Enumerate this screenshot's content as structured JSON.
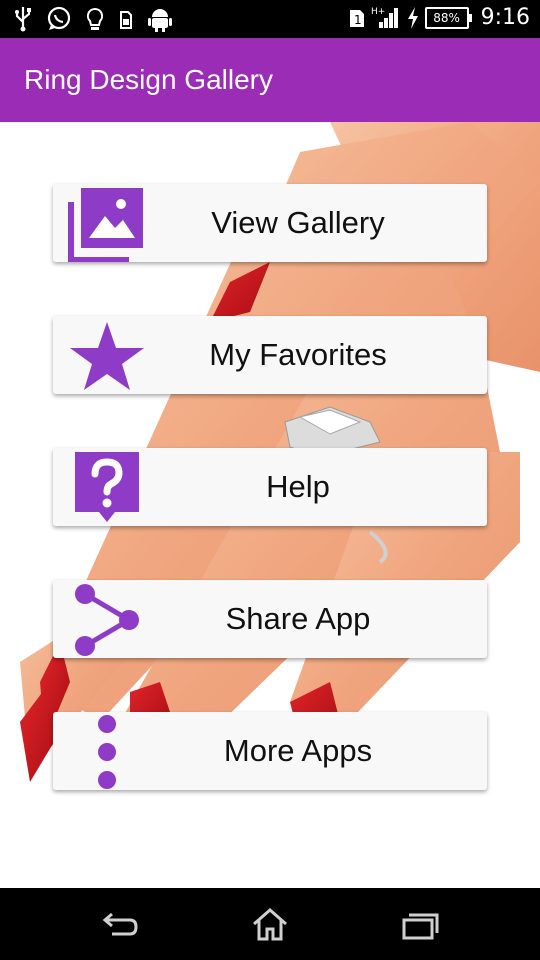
{
  "status_bar": {
    "time": "9:16",
    "battery": "88%",
    "icons": [
      "usb-icon",
      "whatsapp-icon",
      "lightbulb-icon",
      "sim-icon",
      "android-icon",
      "sim1-icon",
      "signal-icon",
      "charging-icon"
    ]
  },
  "app_bar": {
    "title": "Ring Design Gallery"
  },
  "menu": {
    "items": [
      {
        "label": "View Gallery",
        "icon": "gallery-icon"
      },
      {
        "label": "My Favorites",
        "icon": "star-icon"
      },
      {
        "label": "Help",
        "icon": "help-icon"
      },
      {
        "label": "Share App",
        "icon": "share-icon"
      },
      {
        "label": "More Apps",
        "icon": "more-vert-icon"
      }
    ]
  },
  "colors": {
    "accent": "#9a2cb6",
    "icon": "#8e3cc8",
    "button_bg": "#f8f8f8"
  },
  "nav_bar": {
    "buttons": [
      "back-icon",
      "home-icon",
      "recents-icon"
    ]
  }
}
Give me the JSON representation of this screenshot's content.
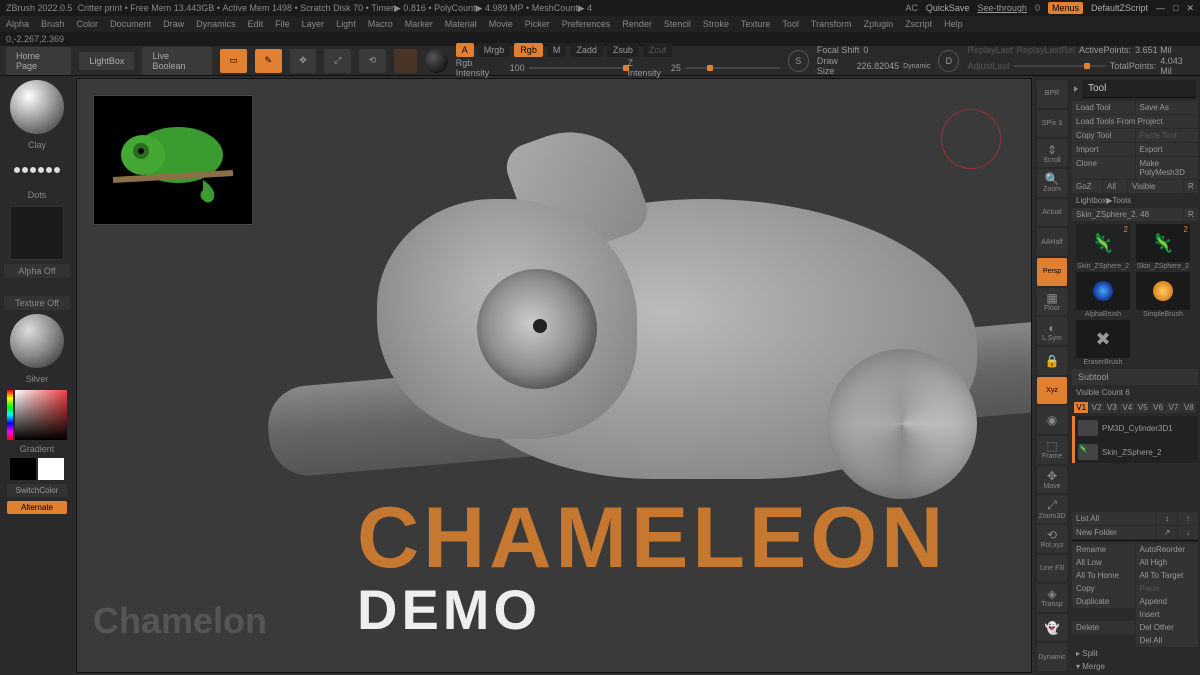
{
  "titlebar": {
    "app": "ZBrush 2022.0.5",
    "project": "Critter print",
    "freemem": "Free Mem 13.443GB",
    "activemem": "Active Mem 1498",
    "scratch": "Scratch Disk 70",
    "timer": "Timer▶ 0.816",
    "polycount": "PolyCount▶ 4.989 MP",
    "meshcount": "MeshCount▶ 4",
    "ac": "AC",
    "quicksave": "QuickSave",
    "see_through": "See-through",
    "see_val": "0",
    "menus": "Menus",
    "default": "DefaultZScript"
  },
  "menubar": [
    "Alpha",
    "Brush",
    "Color",
    "Document",
    "Draw",
    "Dynamics",
    "Edit",
    "File",
    "Layer",
    "Light",
    "Macro",
    "Marker",
    "Material",
    "Movie",
    "Picker",
    "Preferences",
    "Render",
    "Stencil",
    "Stroke",
    "Texture",
    "Tool",
    "Transform",
    "Zplugin",
    "Zscript",
    "Help"
  ],
  "coords": "0,-2.267,2.369",
  "toolbar": {
    "home": "Home Page",
    "lightbox": "LightBox",
    "liveboolean": "Live Boolean",
    "edit": "Edit",
    "draw": "Draw",
    "move": "Move",
    "scale": "Scale",
    "rotate": "Rotate",
    "a": "A",
    "mrgb": "Mrgb",
    "rgb": "Rgb",
    "m": "M",
    "zadd": "Zadd",
    "zsub": "Zsub",
    "zcut": "Zcut",
    "rgb_intensity_label": "Rgb Intensity",
    "rgb_intensity": "100",
    "z_intensity_label": "Z Intensity",
    "z_intensity": "25",
    "focal_label": "Focal Shift",
    "focal": "0",
    "drawsize_label": "Draw Size",
    "drawsize": "226.82045",
    "dynamic": "Dynamic",
    "replaylast": "ReplayLast",
    "replaylastrel": "ReplayLastRel",
    "activepoints_label": "ActivePoints:",
    "activepoints": "3.651 Mil",
    "totalpoints_label": "TotalPoints:",
    "totalpoints": "4.043 Mil"
  },
  "left": {
    "brush": "Clay",
    "stroke": "Dots",
    "alpha": "Alpha Off",
    "texture": "Texture Off",
    "material": "Silver",
    "gradient": "Gradient",
    "switch": "SwitchColor",
    "alternate": "Alternate"
  },
  "viewport": {
    "title": "CHAMELEON",
    "sub": "DEMO",
    "watermark": "Chamelon"
  },
  "righticons": [
    "BPR",
    "SPix 3",
    "Scroll",
    "Zoom",
    "Actual",
    "AAHalf",
    "Persp",
    "Floor",
    "L.Sym",
    "",
    "Xyz",
    "",
    "Frame",
    "Move",
    "Zoom3D",
    "Rot.xyz",
    "Line Fill",
    "Transp",
    "",
    "Dynamic"
  ],
  "right": {
    "tool_header": "Tool",
    "load": "Load Tool",
    "saveas": "Save As",
    "loadproject": "Load Tools From Project",
    "copytool": "Copy Tool",
    "pastetool": "Paste Tool",
    "import": "Import",
    "export": "Export",
    "clone": "Clone",
    "makepoly": "Make PolyMesh3D",
    "goz": "GoZ",
    "all": "All",
    "visible": "Visible",
    "r": "R",
    "lightbox": "Lightbox▶Tools",
    "skinname": "Skin_ZSphere_2.",
    "skinval": "48",
    "rr": "R",
    "tools": [
      {
        "name": "Skin_ZSphere_2",
        "badge": "2"
      },
      {
        "name": "Skin_ZSphere_2",
        "badge": "2"
      },
      {
        "name": "AlphaBrush",
        "badge": ""
      },
      {
        "name": "SimpleBrush",
        "badge": ""
      },
      {
        "name": "EraserBrush",
        "badge": ""
      }
    ],
    "subtool": "Subtool",
    "viscount_label": "Visible Count",
    "viscount": "6",
    "vistabs": [
      "V1",
      "V2",
      "V3",
      "V4",
      "V5",
      "V6",
      "V7",
      "V8"
    ],
    "items": [
      "PM3D_Cylinder3D1",
      "Skin_ZSphere_2"
    ],
    "listall": "List All",
    "newfolder": "New Folder",
    "rename": "Rename",
    "autoreorder": "AutoReorder",
    "alllow": "All Low",
    "allhigh": "All High",
    "alltohome": "All To Home",
    "alltotarget": "All To Target",
    "copy": "Copy",
    "paste": "Paste",
    "duplicate": "Duplicate",
    "append": "Append",
    "insert": "Insert",
    "delete": "Delete",
    "delother": "Del Other",
    "delall": "Del All",
    "split": "Split",
    "merge": "Merge"
  }
}
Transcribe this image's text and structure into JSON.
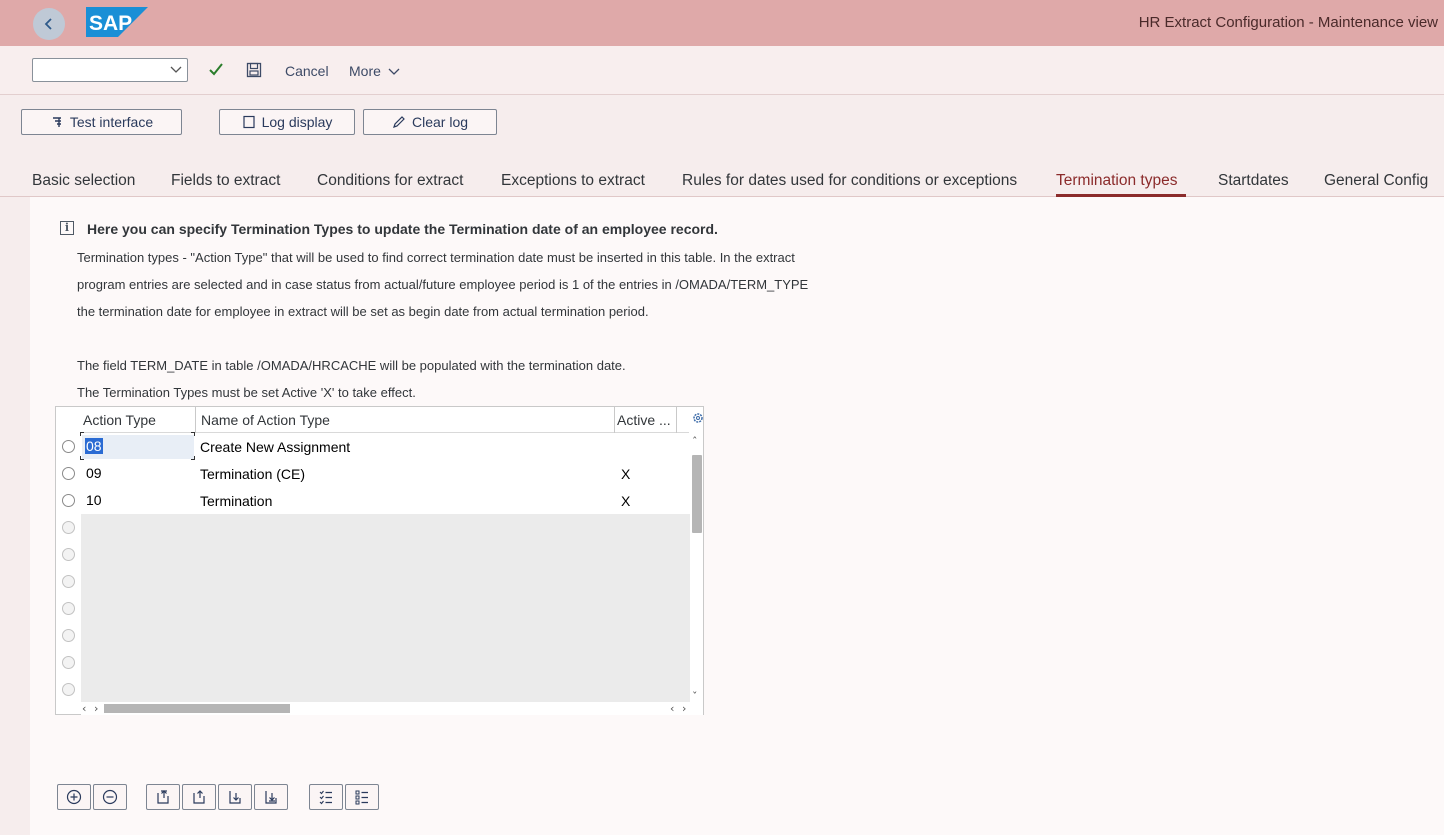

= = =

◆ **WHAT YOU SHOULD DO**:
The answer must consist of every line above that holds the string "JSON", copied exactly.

◆ **EXERCISE SOLUTION**:
Enumerate this screenshot's content as structured JSON.
Give me the JSON representation of this screenshot's content.
Transcribe this image's text and structure into JSON.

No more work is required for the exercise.